#### DATASET RECORDS

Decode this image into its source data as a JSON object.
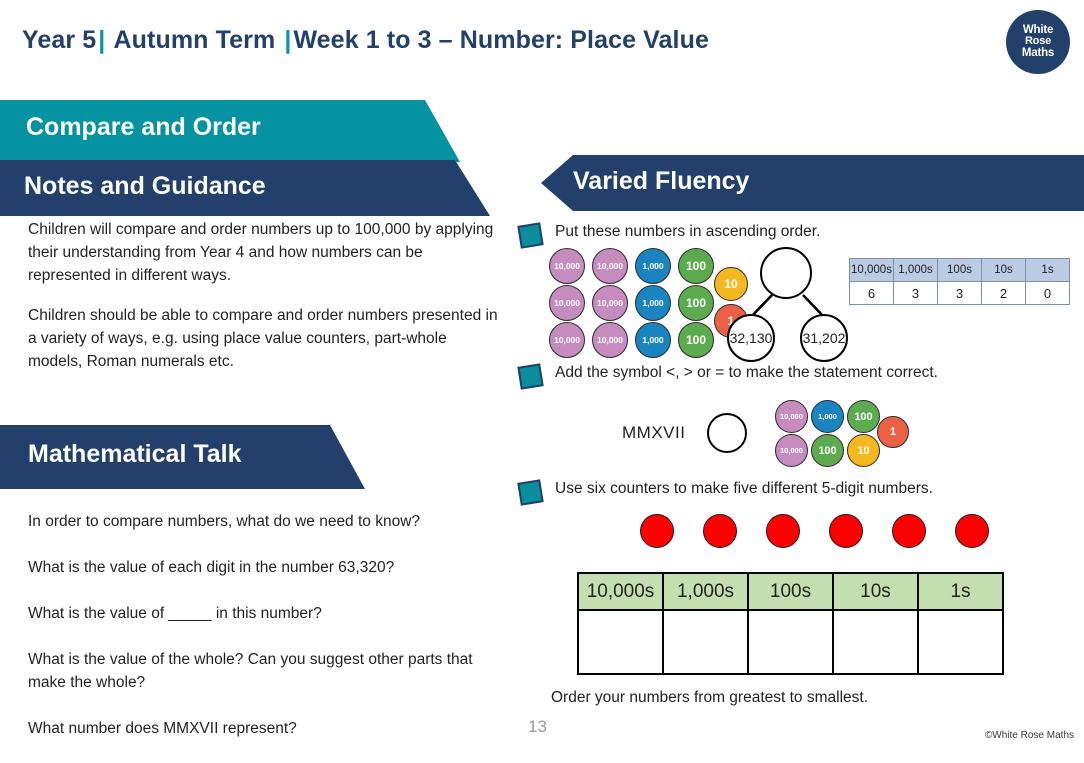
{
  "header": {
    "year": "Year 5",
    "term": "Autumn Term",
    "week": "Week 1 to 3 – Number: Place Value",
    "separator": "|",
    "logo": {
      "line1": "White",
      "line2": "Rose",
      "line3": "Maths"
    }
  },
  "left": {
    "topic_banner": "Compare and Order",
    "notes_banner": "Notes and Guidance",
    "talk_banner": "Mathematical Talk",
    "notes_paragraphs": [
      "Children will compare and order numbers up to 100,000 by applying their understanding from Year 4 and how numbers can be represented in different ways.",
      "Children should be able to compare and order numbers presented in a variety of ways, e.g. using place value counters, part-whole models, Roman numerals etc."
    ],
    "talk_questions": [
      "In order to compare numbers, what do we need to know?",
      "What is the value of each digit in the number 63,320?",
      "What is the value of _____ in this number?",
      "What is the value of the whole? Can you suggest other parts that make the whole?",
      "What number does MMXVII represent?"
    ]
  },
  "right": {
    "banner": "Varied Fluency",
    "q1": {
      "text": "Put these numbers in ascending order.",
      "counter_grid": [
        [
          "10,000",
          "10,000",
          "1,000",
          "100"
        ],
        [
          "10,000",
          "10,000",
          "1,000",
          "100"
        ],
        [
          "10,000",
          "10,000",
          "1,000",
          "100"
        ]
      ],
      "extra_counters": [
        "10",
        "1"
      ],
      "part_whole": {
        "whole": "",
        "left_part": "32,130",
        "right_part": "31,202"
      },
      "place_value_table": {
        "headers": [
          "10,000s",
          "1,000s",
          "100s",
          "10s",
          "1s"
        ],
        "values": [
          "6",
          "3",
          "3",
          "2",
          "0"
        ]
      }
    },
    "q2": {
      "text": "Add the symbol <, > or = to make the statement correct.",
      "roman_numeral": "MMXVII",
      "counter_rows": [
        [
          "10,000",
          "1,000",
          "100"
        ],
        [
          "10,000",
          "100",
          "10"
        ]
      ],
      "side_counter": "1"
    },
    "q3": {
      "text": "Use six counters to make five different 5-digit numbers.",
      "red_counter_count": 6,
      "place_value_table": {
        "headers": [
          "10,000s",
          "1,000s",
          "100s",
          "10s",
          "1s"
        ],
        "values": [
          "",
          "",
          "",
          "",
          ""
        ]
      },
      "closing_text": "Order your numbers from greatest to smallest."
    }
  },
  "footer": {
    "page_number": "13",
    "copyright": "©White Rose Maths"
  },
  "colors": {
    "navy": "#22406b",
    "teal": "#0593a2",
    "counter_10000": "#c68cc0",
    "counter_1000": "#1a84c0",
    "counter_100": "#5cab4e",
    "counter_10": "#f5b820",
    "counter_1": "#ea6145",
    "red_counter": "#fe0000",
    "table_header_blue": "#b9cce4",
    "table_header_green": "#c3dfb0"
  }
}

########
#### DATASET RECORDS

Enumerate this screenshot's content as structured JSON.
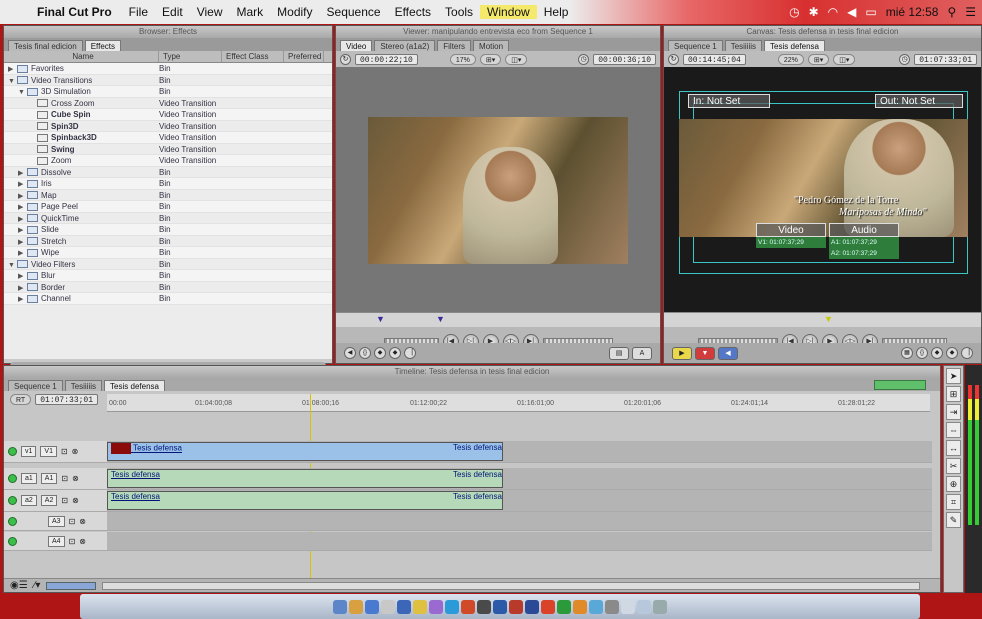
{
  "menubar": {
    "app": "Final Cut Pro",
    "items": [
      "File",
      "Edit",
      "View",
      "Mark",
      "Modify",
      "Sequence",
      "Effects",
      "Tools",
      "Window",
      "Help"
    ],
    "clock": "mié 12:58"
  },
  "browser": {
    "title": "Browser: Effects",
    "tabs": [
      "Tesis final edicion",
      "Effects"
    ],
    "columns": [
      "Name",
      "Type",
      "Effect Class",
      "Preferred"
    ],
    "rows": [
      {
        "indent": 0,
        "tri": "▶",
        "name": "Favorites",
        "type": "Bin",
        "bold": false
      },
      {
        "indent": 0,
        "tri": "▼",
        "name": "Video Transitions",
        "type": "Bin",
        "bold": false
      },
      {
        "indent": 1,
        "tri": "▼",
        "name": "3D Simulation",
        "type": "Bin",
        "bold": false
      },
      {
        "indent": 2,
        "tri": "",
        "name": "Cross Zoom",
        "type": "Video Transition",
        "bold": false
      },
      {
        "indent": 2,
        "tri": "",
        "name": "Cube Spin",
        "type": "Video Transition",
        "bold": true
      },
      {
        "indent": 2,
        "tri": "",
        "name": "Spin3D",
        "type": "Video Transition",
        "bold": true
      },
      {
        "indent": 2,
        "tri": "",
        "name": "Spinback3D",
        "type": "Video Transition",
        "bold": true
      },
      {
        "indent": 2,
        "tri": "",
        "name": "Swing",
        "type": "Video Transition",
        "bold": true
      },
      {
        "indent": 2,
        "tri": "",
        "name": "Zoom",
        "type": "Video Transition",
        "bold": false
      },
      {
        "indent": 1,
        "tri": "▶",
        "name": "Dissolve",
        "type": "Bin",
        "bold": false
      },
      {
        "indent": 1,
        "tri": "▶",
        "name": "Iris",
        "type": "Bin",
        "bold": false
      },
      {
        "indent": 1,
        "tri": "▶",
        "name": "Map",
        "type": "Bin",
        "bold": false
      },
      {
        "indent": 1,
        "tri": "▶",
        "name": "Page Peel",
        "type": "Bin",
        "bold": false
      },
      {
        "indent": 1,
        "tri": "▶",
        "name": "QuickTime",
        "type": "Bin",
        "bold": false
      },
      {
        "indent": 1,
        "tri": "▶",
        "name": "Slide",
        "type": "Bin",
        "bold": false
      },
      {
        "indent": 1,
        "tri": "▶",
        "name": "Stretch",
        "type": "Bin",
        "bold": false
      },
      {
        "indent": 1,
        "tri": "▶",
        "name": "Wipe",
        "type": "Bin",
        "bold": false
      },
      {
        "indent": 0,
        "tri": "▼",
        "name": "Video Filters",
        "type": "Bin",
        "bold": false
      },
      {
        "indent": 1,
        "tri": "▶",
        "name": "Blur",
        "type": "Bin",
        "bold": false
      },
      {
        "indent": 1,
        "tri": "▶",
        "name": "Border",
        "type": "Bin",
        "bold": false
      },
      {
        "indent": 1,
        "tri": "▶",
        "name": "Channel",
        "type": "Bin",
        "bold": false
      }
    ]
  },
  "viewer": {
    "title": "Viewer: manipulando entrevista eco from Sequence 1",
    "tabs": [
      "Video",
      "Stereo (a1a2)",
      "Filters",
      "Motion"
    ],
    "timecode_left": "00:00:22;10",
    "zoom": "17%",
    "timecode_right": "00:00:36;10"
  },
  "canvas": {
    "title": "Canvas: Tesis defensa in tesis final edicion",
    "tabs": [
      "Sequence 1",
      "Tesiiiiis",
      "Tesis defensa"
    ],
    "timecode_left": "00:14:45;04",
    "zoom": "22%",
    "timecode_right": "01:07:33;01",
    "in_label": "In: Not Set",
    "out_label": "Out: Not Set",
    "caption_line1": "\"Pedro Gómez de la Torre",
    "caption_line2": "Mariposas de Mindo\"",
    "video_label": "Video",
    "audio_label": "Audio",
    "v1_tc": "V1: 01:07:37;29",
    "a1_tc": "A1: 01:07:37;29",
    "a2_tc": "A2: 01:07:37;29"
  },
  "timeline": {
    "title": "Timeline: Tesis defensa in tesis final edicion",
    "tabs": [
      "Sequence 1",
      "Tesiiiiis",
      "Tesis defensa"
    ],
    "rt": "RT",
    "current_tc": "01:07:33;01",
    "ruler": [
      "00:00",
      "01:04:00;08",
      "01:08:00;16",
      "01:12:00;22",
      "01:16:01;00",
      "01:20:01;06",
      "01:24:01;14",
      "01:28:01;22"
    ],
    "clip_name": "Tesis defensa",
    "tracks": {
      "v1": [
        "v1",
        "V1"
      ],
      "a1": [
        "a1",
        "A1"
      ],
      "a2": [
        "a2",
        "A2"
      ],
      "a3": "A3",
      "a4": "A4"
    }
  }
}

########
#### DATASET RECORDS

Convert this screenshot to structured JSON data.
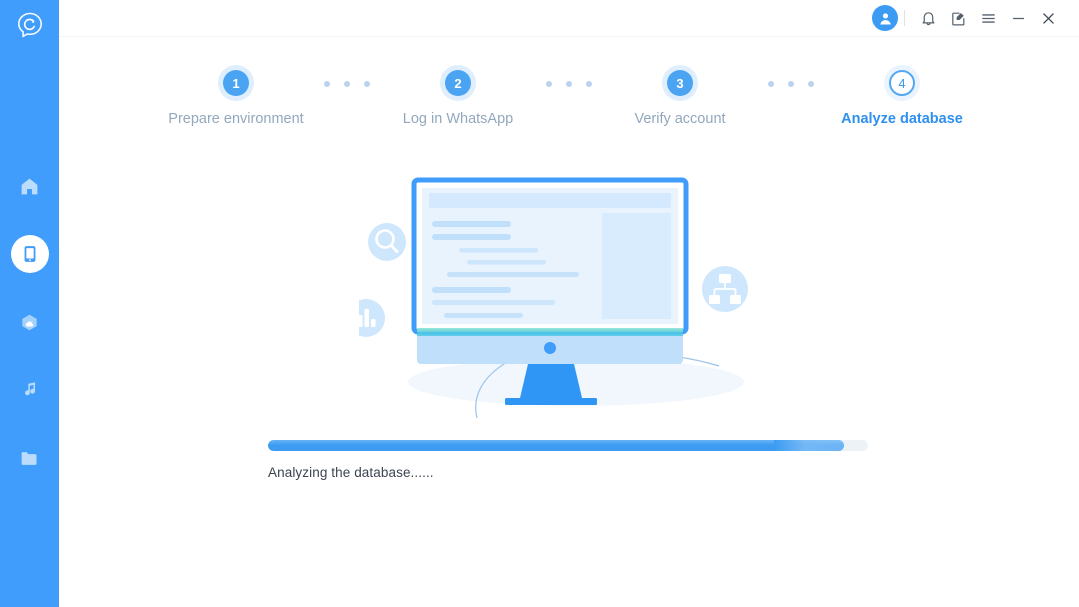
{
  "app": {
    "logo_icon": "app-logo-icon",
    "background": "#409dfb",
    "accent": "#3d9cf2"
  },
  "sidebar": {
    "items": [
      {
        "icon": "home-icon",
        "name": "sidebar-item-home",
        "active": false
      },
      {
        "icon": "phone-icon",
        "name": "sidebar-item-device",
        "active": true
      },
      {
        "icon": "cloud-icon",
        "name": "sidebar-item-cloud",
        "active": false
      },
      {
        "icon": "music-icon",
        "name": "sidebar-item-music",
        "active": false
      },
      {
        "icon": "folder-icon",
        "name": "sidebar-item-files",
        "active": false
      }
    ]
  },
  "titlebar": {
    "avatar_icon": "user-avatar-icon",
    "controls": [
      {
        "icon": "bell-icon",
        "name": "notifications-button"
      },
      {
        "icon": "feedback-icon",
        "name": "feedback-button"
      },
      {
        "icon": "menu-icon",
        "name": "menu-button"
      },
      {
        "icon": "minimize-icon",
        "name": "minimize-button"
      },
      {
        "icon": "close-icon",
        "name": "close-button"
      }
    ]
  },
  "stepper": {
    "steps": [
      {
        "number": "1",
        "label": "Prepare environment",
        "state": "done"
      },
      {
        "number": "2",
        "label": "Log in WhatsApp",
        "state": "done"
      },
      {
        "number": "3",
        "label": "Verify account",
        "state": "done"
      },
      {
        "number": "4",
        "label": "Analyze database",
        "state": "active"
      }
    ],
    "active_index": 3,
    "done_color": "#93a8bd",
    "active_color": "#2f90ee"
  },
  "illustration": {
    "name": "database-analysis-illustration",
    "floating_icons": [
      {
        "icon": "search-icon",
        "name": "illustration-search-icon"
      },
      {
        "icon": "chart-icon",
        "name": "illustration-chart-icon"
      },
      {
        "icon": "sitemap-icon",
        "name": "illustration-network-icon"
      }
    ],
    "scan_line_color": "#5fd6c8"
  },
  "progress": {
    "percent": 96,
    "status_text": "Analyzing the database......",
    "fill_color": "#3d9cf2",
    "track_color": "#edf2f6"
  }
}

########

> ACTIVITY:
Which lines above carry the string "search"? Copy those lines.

> TASK SOLUTION:
        "icon": "search-icon",
        "name": "illustration-search-icon"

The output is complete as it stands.